Demola’s projects turn students into agents of change

Demola.
PHOTO: Pouya Lucky / Demola
Demola offers university students the opportunity to take part in future-oriented projects that address social challenges while earning credits towards their degree. The One for Humanity Programme, implemented for the second time this year, invites students to join the race to find solutions to global challenges.

Demola is a co-creation platform that offers university students the opportunity to participate in a broad range of projects and earn credits that are counted towards their degree.

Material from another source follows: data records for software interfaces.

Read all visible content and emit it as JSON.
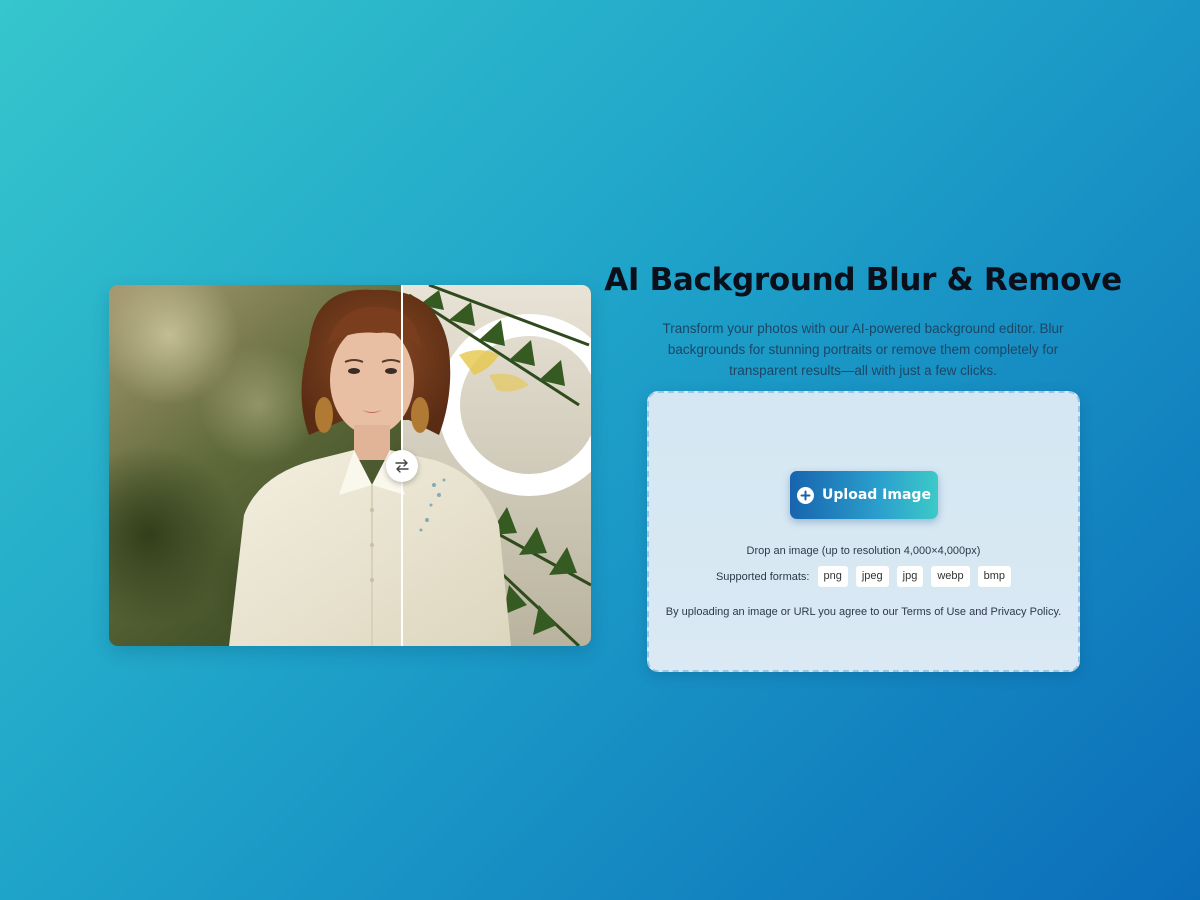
{
  "hero": {
    "title": "AI Background Blur & Remove",
    "description": "Transform your photos with our AI-powered background editor. Blur backgrounds for stunning portraits or remove them completely for transparent results—all with just a few clicks."
  },
  "comparison": {
    "handle_icon": "swap-arrows-icon"
  },
  "upload": {
    "button_label": "Upload Image",
    "button_icon": "plus-circle-icon",
    "drop_text": "Drop an image (up to resolution 4,000×4,000px)",
    "formats_label": "Supported formats:",
    "formats": [
      "png",
      "jpeg",
      "jpg",
      "webp",
      "bmp"
    ],
    "agree_prefix": "By uploading an image or URL you agree to our ",
    "terms_link": "Terms of Use",
    "agree_and": " and ",
    "privacy_link": "Privacy Policy",
    "agree_suffix": "."
  },
  "colors": {
    "bg_start": "#36c6cc",
    "bg_end": "#0b6db9",
    "button_start": "#1764ae",
    "button_end": "#3ccac8",
    "title": "#0a0f1a"
  }
}
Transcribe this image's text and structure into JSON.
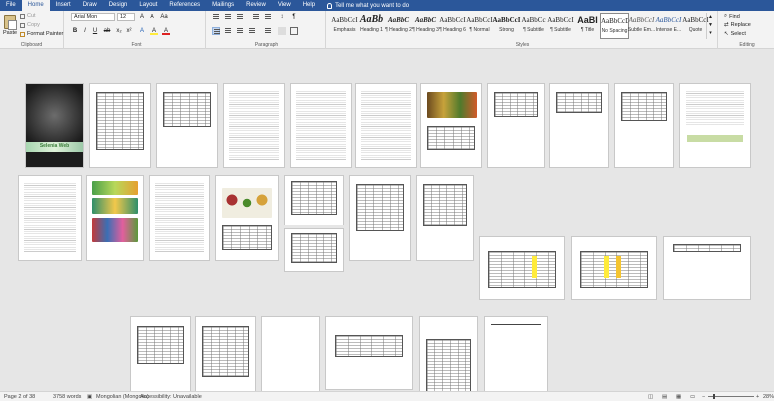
{
  "ribbon": {
    "tabs": [
      "File",
      "Home",
      "Insert",
      "Draw",
      "Design",
      "Layout",
      "References",
      "Mailings",
      "Review",
      "View",
      "Help"
    ],
    "active_tab": "Home",
    "tell_me": "Tell me what you want to do",
    "clipboard": {
      "paste": "Paste",
      "cut": "Cut",
      "copy": "Copy",
      "format_painter": "Format Painter",
      "label": "Clipboard"
    },
    "font": {
      "name": "Arial Mon",
      "size": "12",
      "label": "Font",
      "bold": "B",
      "italic": "I",
      "underline": "U",
      "strike": "ab",
      "subscript": "x₂",
      "superscript": "x²",
      "grow": "A",
      "shrink": "A",
      "case": "Aa",
      "highlight": "A"
    },
    "paragraph": {
      "label": "Paragraph",
      "pilcrow": "¶"
    },
    "styles": {
      "label": "Styles",
      "items": [
        {
          "sample": "AaBbCcI",
          "name": "Emphasis"
        },
        {
          "sample": "AaBb",
          "name": "Heading 1"
        },
        {
          "sample": "AaBbC",
          "name": "¶ Heading 2"
        },
        {
          "sample": "AaBbC",
          "name": "¶ Heading 3"
        },
        {
          "sample": "AaBbCcI",
          "name": "¶ Heading 6"
        },
        {
          "sample": "AaBbCcI",
          "name": "¶ Normal"
        },
        {
          "sample": "AaBbCcI",
          "name": "Strong"
        },
        {
          "sample": "AaBbCc",
          "name": "¶ Subtitle"
        },
        {
          "sample": "AaBbCcI",
          "name": "¶ Subtitle"
        },
        {
          "sample": "AaBI",
          "name": "¶ Title"
        },
        {
          "sample": "AaBbCcDc",
          "name": "No Spacing"
        },
        {
          "sample": "AaBbCcI",
          "name": "Subtle Em..."
        },
        {
          "sample": "AaBbCcI",
          "name": "Intense E..."
        },
        {
          "sample": "AaBbCcI",
          "name": "Quote"
        }
      ],
      "selected_index": 10
    },
    "editing": {
      "find": "Find",
      "replace": "Replace",
      "select": "Select",
      "label": "Editing"
    }
  },
  "status": {
    "page": "Page 2 of 38",
    "words": "3758 words",
    "language": "Mongolian (Mongolia)",
    "accessibility": "Accessibility: Unavailable",
    "zoom": "28%"
  },
  "cover_text": "Selenia Web",
  "colors": {
    "ribbon_blue": "#2b579a",
    "highlight_yellow": "#ffeb3b"
  }
}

Demola’s eight-week student projects examine different themes but are all geared towards finding solutions to future challenges. University students from around the world are invited to join the projects in an effort to bring together students from different backgrounds. They are divided into teams that work together with, for example, companies.  

“The teams are made up of students from different countries and fields of study. They delve into a specific topic to identify and resolve practical challenges. The projects are carried out fully online,” says Ida Riikonen, marketing and communications specialist at Demola. 

Opportunities to explore new avenues

According to Demola’s co-creation expert Erik Nyroos, the projects enable students to combine their skills and intrinsic motivation.

“The projects encourage students to try new things and take on new challenges. It is okay to make mistakes. If something does not work out, try a different approach,” Nyroos describes the philosophy.

“Joining the projects is also a great way to make new friends and build contacts with students from all over the world. The projects help students expand their expertise and develop their teamwork skills,” Ida Riikonen adds.

Demola’s student projects tackle a wide variety of major issues.

“The projects focus not so much on finding specific solutions but on gaining a better understanding of different phenomena and thereby building a better society for us all,” Erik Nyroos points out.

One for Humanity seeks solutions for global problems

The One for Humanity Programme has been launched by Demola for the second time this year. One for Humanity seeks to find solutions to and increase our understanding of social problems and conflicts. The Ministry for Foreign Affairs of Finland is involved in the programme as a partner.

“The programme is divided into six major themes: ecology, society, politics, behaviour, data, economy and technology. Global student projects that explore these themes will be initiated throughout the year,” Erik Nyroos describes.

YenNguyen
Yen Nguyen is a fourth-year student of environmental engineering at Tampere University of Applied Sciences.  PHOTO: Yen Nguyen

Yen Nguyen, who studies environmental engineering at Tampere University of Applied Sciences, participates in one of the projects launched within the framework of Demola’s One for Humanity Programme. Her project team focuses on waste management systems and their development.

“I joined One for Humanity as I needed to earn credits towards a compulsory internship. I chose this project because it explores themes that I find interesting and that are related to my field of study,” Nguyen says. 

Nguyen says that the project has taught her about teamwork. She has gained new perspectives by working together with students from different fields and cultures. According to Nguyen, the projects enable students to combine their acquired knowledge and skills with creativity and fresh ideas. 

“Demola’s projects provide students with a huge playground, so to speak. We are assigned to resolve a practical problem but need to think outside the box to create solutions for the future,” Nguyen sums up.

Text: Nelli Peltonen

Latest news in category Education

Latest news